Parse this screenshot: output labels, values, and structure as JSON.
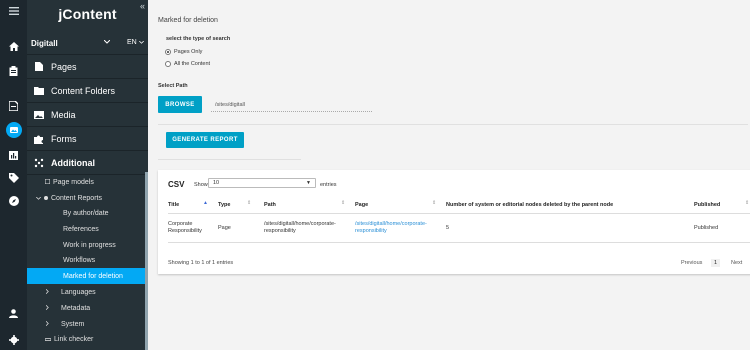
{
  "app": {
    "title": "jContent",
    "collapse_icon": "«"
  },
  "site": {
    "name": "Digitall",
    "language": "EN"
  },
  "rail_icons": [
    "menu-icon",
    "home-icon",
    "clipboard-icon",
    "page-icon",
    "content-icon",
    "dashboard-icon",
    "tag-icon",
    "compass-icon",
    "user-icon",
    "settings-icon"
  ],
  "nav": {
    "pages": "Pages",
    "content_folders": "Content Folders",
    "media": "Media",
    "forms": "Forms",
    "additional": "Additional"
  },
  "tree": {
    "page_models": "Page models",
    "content_reports": "Content Reports",
    "by_author_date": "By author/date",
    "references": "References",
    "work_in_progress": "Work in progress",
    "workflows": "Workflows",
    "marked_for_deletion": "Marked for deletion",
    "languages": "Languages",
    "metadata": "Metadata",
    "system": "System",
    "link_checker": "Link checker"
  },
  "main": {
    "title": "Marked for deletion",
    "search_type_label": "select the type of search",
    "options": [
      {
        "label": "Pages Only",
        "selected": true
      },
      {
        "label": "All the Content",
        "selected": false
      }
    ],
    "select_path_label": "Select Path",
    "browse_label": "BROWSE",
    "path_value": "/sites/digitall",
    "generate_label": "GENERATE REPORT"
  },
  "table": {
    "csv_label": "CSV",
    "show_label": "Show",
    "page_size": "10",
    "entries_label": "entries",
    "columns": [
      "Title",
      "Type",
      "Path",
      "Page",
      "Number of system or editorial nodes deleted by the parent node",
      "Published"
    ],
    "rows": [
      {
        "title": "Corporate Responsibility",
        "type": "Page",
        "path": "/sites/digitall/home/corporate-responsibility",
        "page": "/sites/digitall/home/corporate-responsibility",
        "count": "5",
        "published": "Published"
      }
    ],
    "info": "Showing 1 to 1 of 1 entries",
    "previous": "Previous",
    "current_page": "1",
    "next": "Next"
  },
  "colors": {
    "rail_bg": "#1d272e",
    "sidebar_bg": "#263238",
    "accent": "#03a9f4",
    "button": "#00a0c6",
    "link": "#2a8fd6"
  }
}
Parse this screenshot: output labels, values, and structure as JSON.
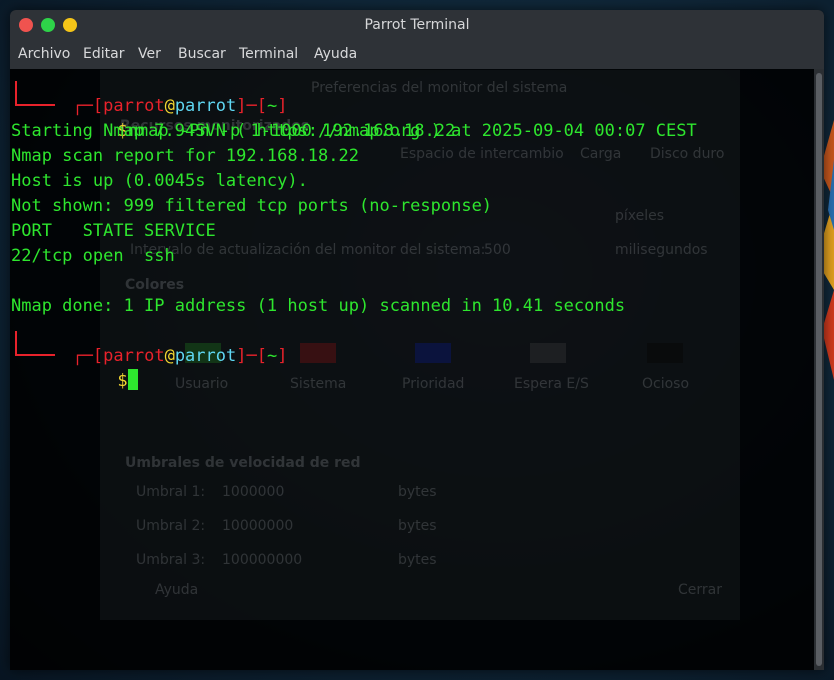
{
  "window": {
    "title": "Parrot Terminal"
  },
  "menu": [
    "Archivo",
    "Editar",
    "Ver",
    "Buscar",
    "Terminal",
    "Ayuda"
  ],
  "prompt": {
    "user": "parrot",
    "host": "parrot",
    "dir": "~",
    "symbol": "$"
  },
  "command": "nmap -Pn -p 1-1000 192.168.18.22",
  "output": [
    "Starting Nmap 7.94SVN ( https://nmap.org ) at 2025-09-04 00:07 CEST",
    "Nmap scan report for 192.168.18.22",
    "Host is up (0.0045s latency).",
    "Not shown: 999 filtered tcp ports (no-response)",
    "PORT   STATE SERVICE",
    "22/tcp open  ssh",
    "",
    "Nmap done: 1 IP address (1 host up) scanned in 10.41 seconds"
  ],
  "background_dialog": {
    "title": "Preferencias del monitor del sistema",
    "tab_labels": [
      "Espacio de intercambio",
      "Carga",
      "Disco duro"
    ],
    "section_resources": "Recursos monitorizados",
    "width_unit": "píxeles",
    "update_label": "Intervalo de actualización del monitor del sistema:",
    "update_value": "500",
    "update_unit": "milisegundos",
    "colors_title": "Colores",
    "color_labels": [
      "Usuario",
      "Sistema",
      "Prioridad",
      "Espera E/S",
      "Ocioso"
    ],
    "color_values": [
      "#1f7a1f",
      "#8a1010",
      "#0a1a8a",
      "#2a2a2a",
      "#050505"
    ],
    "net_title": "Umbrales de velocidad de red",
    "thresholds": [
      {
        "label": "Umbral 1:",
        "value": "1000000",
        "unit": "bytes"
      },
      {
        "label": "Umbral 2:",
        "value": "10000000",
        "unit": "bytes"
      },
      {
        "label": "Umbral 3:",
        "value": "100000000",
        "unit": "bytes"
      }
    ],
    "help_label": "Ayuda",
    "close_label": "Cerrar"
  },
  "colors": {
    "prompt_bracket": "#e8222b",
    "prompt_user": "#e8222b",
    "prompt_host": "#5fd7f2",
    "prompt_dollar": "#f2d531",
    "output": "#2ee62e"
  }
}
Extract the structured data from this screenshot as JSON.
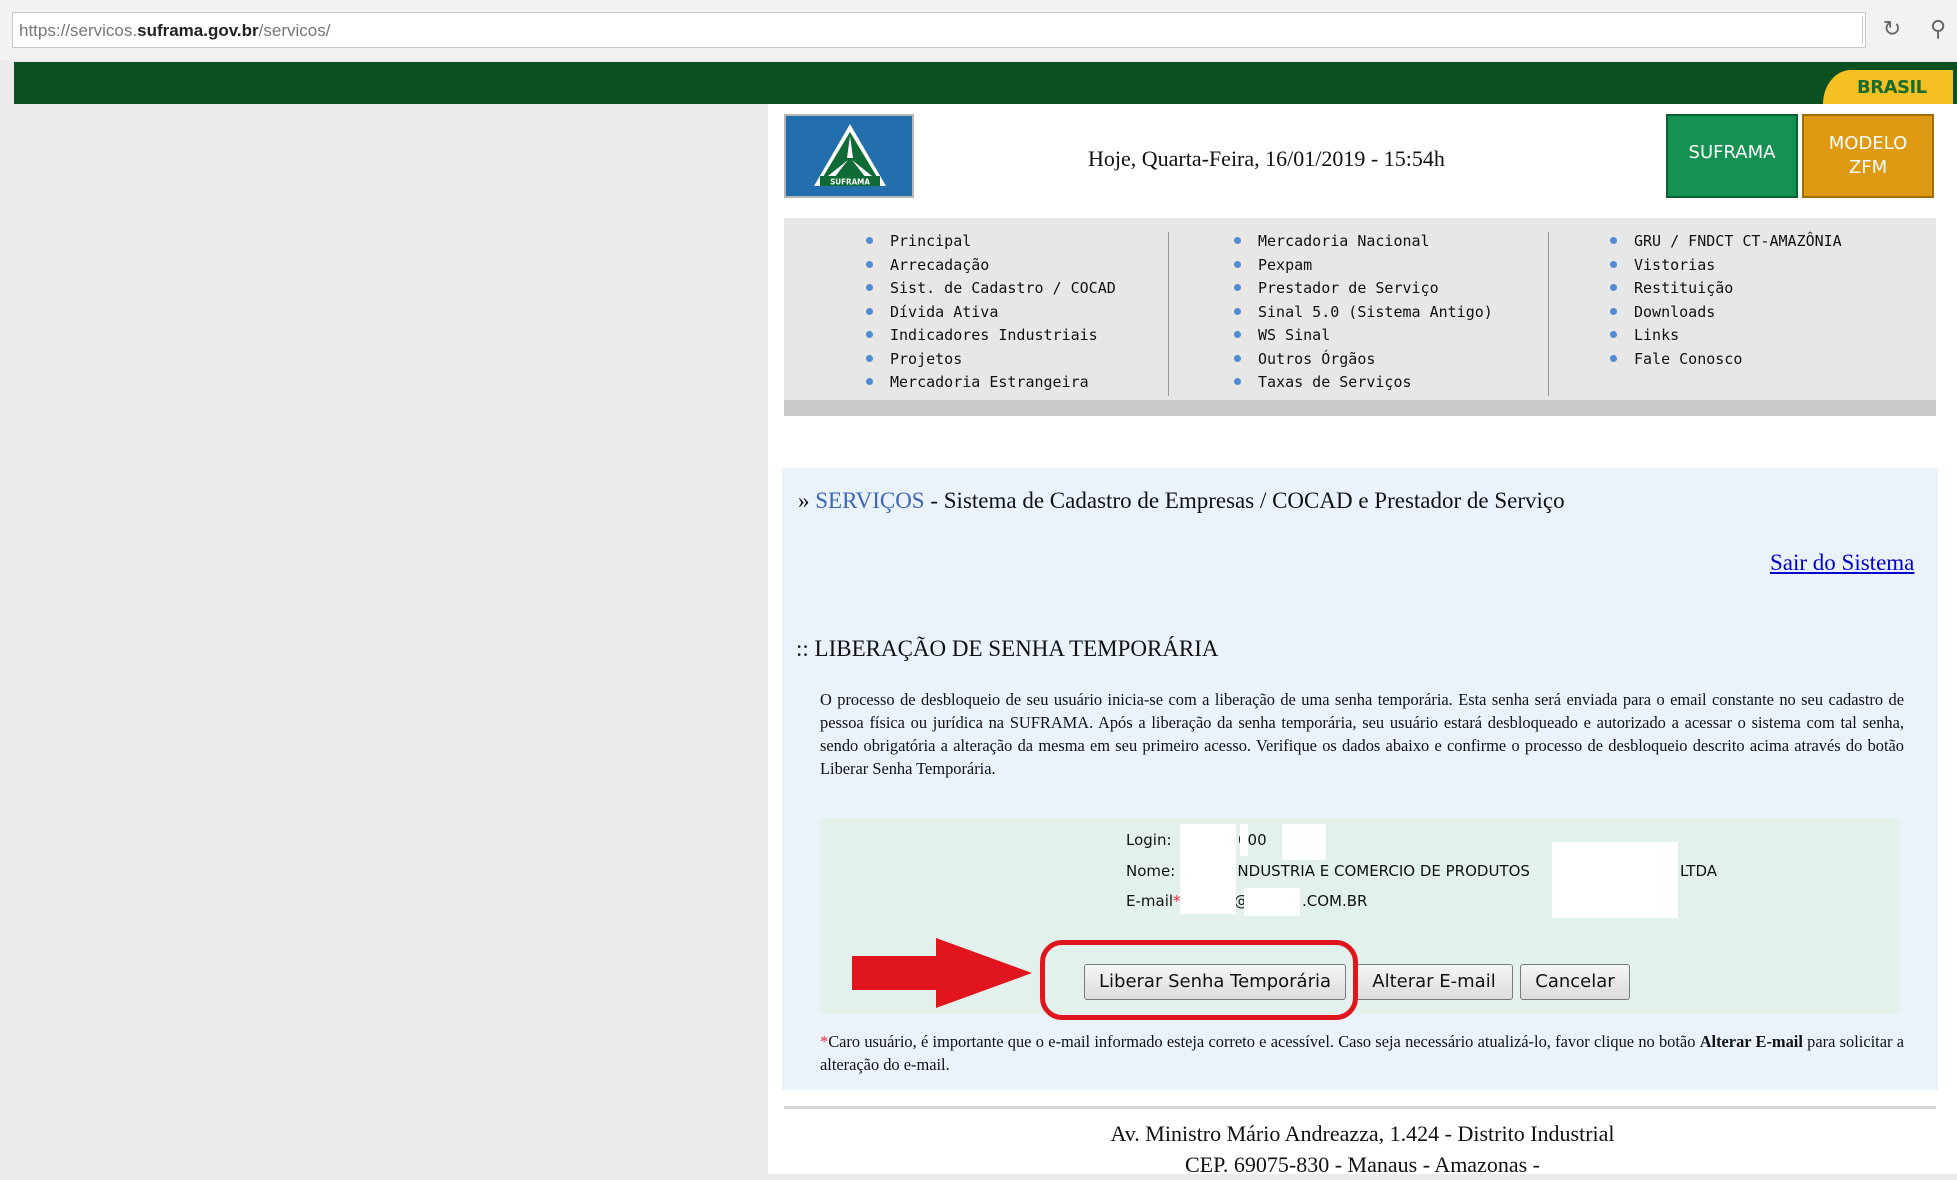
{
  "browser": {
    "url_prefix": "https://servicos.",
    "url_domain": "suframa.gov.br",
    "url_path": "/servicos/",
    "reload_icon": "reload-icon",
    "search_icon": "search-icon"
  },
  "govbar": {
    "badge": "BRASIL"
  },
  "header": {
    "logo_text": "SUFRAMA",
    "datetime": "Hoje, Quarta-Feira, 16/01/2019 - 15:54h",
    "btn_suframa": "SUFRAMA",
    "btn_modelo_line1": "MODELO",
    "btn_modelo_line2": "ZFM"
  },
  "menu": {
    "col1": [
      "Principal",
      "Arrecadação",
      "Sist. de Cadastro / COCAD",
      "Dívida Ativa",
      "Indicadores Industriais",
      "Projetos",
      "Mercadoria Estrangeira"
    ],
    "col2": [
      "Mercadoria Nacional",
      "Pexpam",
      "Prestador de Serviço",
      "Sinal 5.0 (Sistema Antigo)",
      "WS Sinal",
      "Outros Órgãos",
      "Taxas de Serviços"
    ],
    "col3": [
      "GRU / FNDCT CT-AMAZÔNIA",
      "Vistorias",
      "Restituição",
      "Downloads",
      "Links",
      "Fale Conosco"
    ]
  },
  "content": {
    "crumb_prefix": "» ",
    "crumb_link": "SERVIÇOS",
    "crumb_rest": " - Sistema de Cadastro de Empresas / COCAD e Prestador de Serviço",
    "logout": "Sair do Sistema",
    "section_title": ":: LIBERAÇÃO DE SENHA TEMPORÁRIA",
    "description": "O processo de desbloqueio de seu usuário inicia-se com a liberação de uma senha temporária. Esta senha será enviada para o email constante no seu cadastro de pessoa física ou jurídica na SUFRAMA. Após a liberação da senha temporária, seu usuário estará desbloqueado e autorizado a acessar o sistema com tal senha, sendo obrigatória a alteração da mesma em seu primeiro acesso. Verifique os dados abaixo e confirme o processo de desbloqueio descrito acima através do botão Liberar Senha Temporária."
  },
  "form": {
    "login_label": "Login:",
    "login_value": "000",
    "nome_label": "Nome:",
    "nome_value": "INDUSTRIA E COMERCIO DE PRODUTOS",
    "nome_suffix": "LTDA",
    "email_label": "E-mail",
    "email_required_mark": "*",
    "email_colon": ":",
    "email_at": "@",
    "email_domain": ".COM.BR"
  },
  "buttons": {
    "liberar": "Liberar Senha Temporária",
    "alterar": "Alterar E-mail",
    "cancelar": "Cancelar"
  },
  "note": {
    "star": "*",
    "text1": "Caro usuário, é importante que o e-mail informado esteja correto e acessível. Caso seja necessário atualizá-lo, favor clique no botão ",
    "bold": "Alterar E-mail",
    "text2": " para solicitar a alteração do e-mail."
  },
  "footer": {
    "line1": "Av. Ministro Mário Andreazza, 1.424 - Distrito Industrial",
    "line2": "CEP. 69075-830 - Manaus - Amazonas -"
  },
  "colors": {
    "gov_green": "#0b5020",
    "brasil_yellow": "#f5c021",
    "suframa_green": "#159151",
    "modelo_orange": "#dd9a12",
    "annotation_red": "#e0151d",
    "link_blue": "#3a66b8"
  }
}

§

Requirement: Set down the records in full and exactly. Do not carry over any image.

Exercise output:
Parse this screenshot: output labels, values, and structure as JSON.
{
  "app": {
    "title": "jContent",
    "collapse_icon": "«"
  },
  "site": {
    "name": "Digitall",
    "language": "EN"
  },
  "rail_icons": [
    "menu-icon",
    "home-icon",
    "clipboard-icon",
    "page-icon",
    "content-icon",
    "dashboard-icon",
    "tag-icon",
    "compass-icon",
    "user-icon",
    "settings-icon"
  ],
  "nav": {
    "pages": "Pages",
    "content_folders": "Content Folders",
    "media": "Media",
    "forms": "Forms",
    "additional": "Additional"
  },
  "tree": {
    "page_models": "Page models",
    "content_reports": "Content Reports",
    "by_author_date": "By author/date",
    "references": "References",
    "work_in_progress": "Work in progress",
    "workflows": "Workflows",
    "marked_for_deletion": "Marked for deletion",
    "languages": "Languages",
    "metadata": "Metadata",
    "system": "System",
    "link_checker": "Link checker"
  },
  "main": {
    "title": "Marked for deletion",
    "search_type_label": "select the type of search",
    "options": [
      {
        "label": "Pages Only",
        "selected": true
      },
      {
        "label": "All the Content",
        "selected": false
      }
    ],
    "select_path_label": "Select Path",
    "browse_label": "BROWSE",
    "path_value": "/sites/digitall",
    "generate_label": "GENERATE REPORT"
  },
  "table": {
    "csv_label": "CSV",
    "show_label": "Show",
    "page_size": "10",
    "entries_label": "entries",
    "columns": [
      "Title",
      "Type",
      "Path",
      "Page",
      "Number of system or editorial nodes deleted by the parent node",
      "Published"
    ],
    "rows": [
      {
        "title": "Corporate Responsibility",
        "type": "Page",
        "path": "/sites/digitall/home/corporate-responsibility",
        "page": "/sites/digitall/home/corporate-responsibility",
        "count": "5",
        "published": "Published"
      }
    ],
    "info": "Showing 1 to 1 of 1 entries",
    "previous": "Previous",
    "current_page": "1",
    "next": "Next"
  },
  "colors": {
    "rail_bg": "#1d272e",
    "sidebar_bg": "#263238",
    "accent": "#03a9f4",
    "button": "#00a0c6",
    "link": "#2a8fd6"
  }
}
Parse this screenshot: output labels, values, and structure as JSON.
{
  "window": {
    "title": "Parrot Terminal"
  },
  "menu": [
    "Archivo",
    "Editar",
    "Ver",
    "Buscar",
    "Terminal",
    "Ayuda"
  ],
  "prompt": {
    "user": "parrot",
    "host": "parrot",
    "dir": "~",
    "symbol": "$"
  },
  "command": "nmap -Pn -p 1-1000 192.168.18.22",
  "output": [
    "Starting Nmap 7.94SVN ( https://nmap.org ) at 2025-09-04 00:07 CEST",
    "Nmap scan report for 192.168.18.22",
    "Host is up (0.0045s latency).",
    "Not shown: 999 filtered tcp ports (no-response)",
    "PORT   STATE SERVICE",
    "22/tcp open  ssh",
    "",
    "Nmap done: 1 IP address (1 host up) scanned in 10.41 seconds"
  ],
  "background_dialog": {
    "title": "Preferencias del monitor del sistema",
    "tab_labels": [
      "Espacio de intercambio",
      "Carga",
      "Disco duro"
    ],
    "section_resources": "Recursos monitorizados",
    "width_unit": "píxeles",
    "update_label": "Intervalo de actualización del monitor del sistema:",
    "update_value": "500",
    "update_unit": "milisegundos",
    "colors_title": "Colores",
    "color_labels": [
      "Usuario",
      "Sistema",
      "Prioridad",
      "Espera E/S",
      "Ocioso"
    ],
    "color_values": [
      "#1f7a1f",
      "#8a1010",
      "#0a1a8a",
      "#2a2a2a",
      "#050505"
    ],
    "net_title": "Umbrales de velocidad de red",
    "thresholds": [
      {
        "label": "Umbral 1:",
        "value": "1000000",
        "unit": "bytes"
      },
      {
        "label": "Umbral 2:",
        "value": "10000000",
        "unit": "bytes"
      },
      {
        "label": "Umbral 3:",
        "value": "100000000",
        "unit": "bytes"
      }
    ],
    "help_label": "Ayuda",
    "close_label": "Cerrar"
  },
  "colors": {
    "prompt_bracket": "#e8222b",
    "prompt_user": "#e8222b",
    "prompt_host": "#5fd7f2",
    "prompt_dollar": "#f2d531",
    "output": "#2ee62e"
  }
}
Extract the structured data from this screenshot as JSON.
{
  "browser": {
    "url_prefix": "https://servicos.",
    "url_domain": "suframa.gov.br",
    "url_path": "/servicos/",
    "reload_icon": "reload-icon",
    "search_icon": "search-icon"
  },
  "govbar": {
    "badge": "BRASIL"
  },
  "header": {
    "logo_text": "SUFRAMA",
    "datetime": "Hoje, Quarta-Feira, 16/01/2019 - 15:54h",
    "btn_suframa": "SUFRAMA",
    "btn_modelo_line1": "MODELO",
    "btn_modelo_line2": "ZFM"
  },
  "menu": {
    "col1": [
      "Principal",
      "Arrecadação",
      "Sist. de Cadastro / COCAD",
      "Dívida Ativa",
      "Indicadores Industriais",
      "Projetos",
      "Mercadoria Estrangeira"
    ],
    "col2": [
      "Mercadoria Nacional",
      "Pexpam",
      "Prestador de Serviço",
      "Sinal 5.0 (Sistema Antigo)",
      "WS Sinal",
      "Outros Órgãos",
      "Taxas de Serviços"
    ],
    "col3": [
      "GRU / FNDCT CT-AMAZÔNIA",
      "Vistorias",
      "Restituição",
      "Downloads",
      "Links",
      "Fale Conosco"
    ]
  },
  "content": {
    "crumb_prefix": "» ",
    "crumb_link": "SERVIÇOS",
    "crumb_rest": " - Sistema de Cadastro de Empresas / COCAD e Prestador de Serviço",
    "logout": "Sair do Sistema",
    "section_title": ":: LIBERAÇÃO DE SENHA TEMPORÁRIA",
    "description": "O processo de desbloqueio de seu usuário inicia-se com a liberação de uma senha temporária. Esta senha será enviada para o email constante no seu cadastro de pessoa física ou jurídica na SUFRAMA. Após a liberação da senha temporária, seu usuário estará desbloqueado e autorizado a acessar o sistema com tal senha, sendo obrigatória a alteração da mesma em seu primeiro acesso. Verifique os dados abaixo e confirme o processo de desbloqueio descrito acima através do botão Liberar Senha Temporária."
  },
  "form": {
    "login_label": "Login:",
    "login_value": "000",
    "nome_label": "Nome:",
    "nome_value": "INDUSTRIA E COMERCIO DE PRODUTOS",
    "nome_suffix": "LTDA",
    "email_label": "E-mail",
    "email_required_mark": "*",
    "email_colon": ":",
    "email_at": "@",
    "email_domain": ".COM.BR"
  },
  "buttons": {
    "liberar": "Liberar Senha Temporária",
    "alterar": "Alterar E-mail",
    "cancelar": "Cancelar"
  },
  "note": {
    "star": "*",
    "text1": "Caro usuário, é importante que o e-mail informado esteja correto e acessível. Caso seja necessário atualizá-lo, favor clique no botão ",
    "bold": "Alterar E-mail",
    "text2": " para solicitar a alteração do e-mail."
  },
  "footer": {
    "line1": "Av. Ministro Mário Andreazza, 1.424 - Distrito Industrial",
    "line2": "CEP. 69075-830 - Manaus - Amazonas -"
  },
  "colors": {
    "gov_green": "#0b5020",
    "brasil_yellow": "#f5c021",
    "suframa_green": "#159151",
    "modelo_orange": "#dd9a12",
    "annotation_red": "#e0151d",
    "link_blue": "#3a66b8"
  }
}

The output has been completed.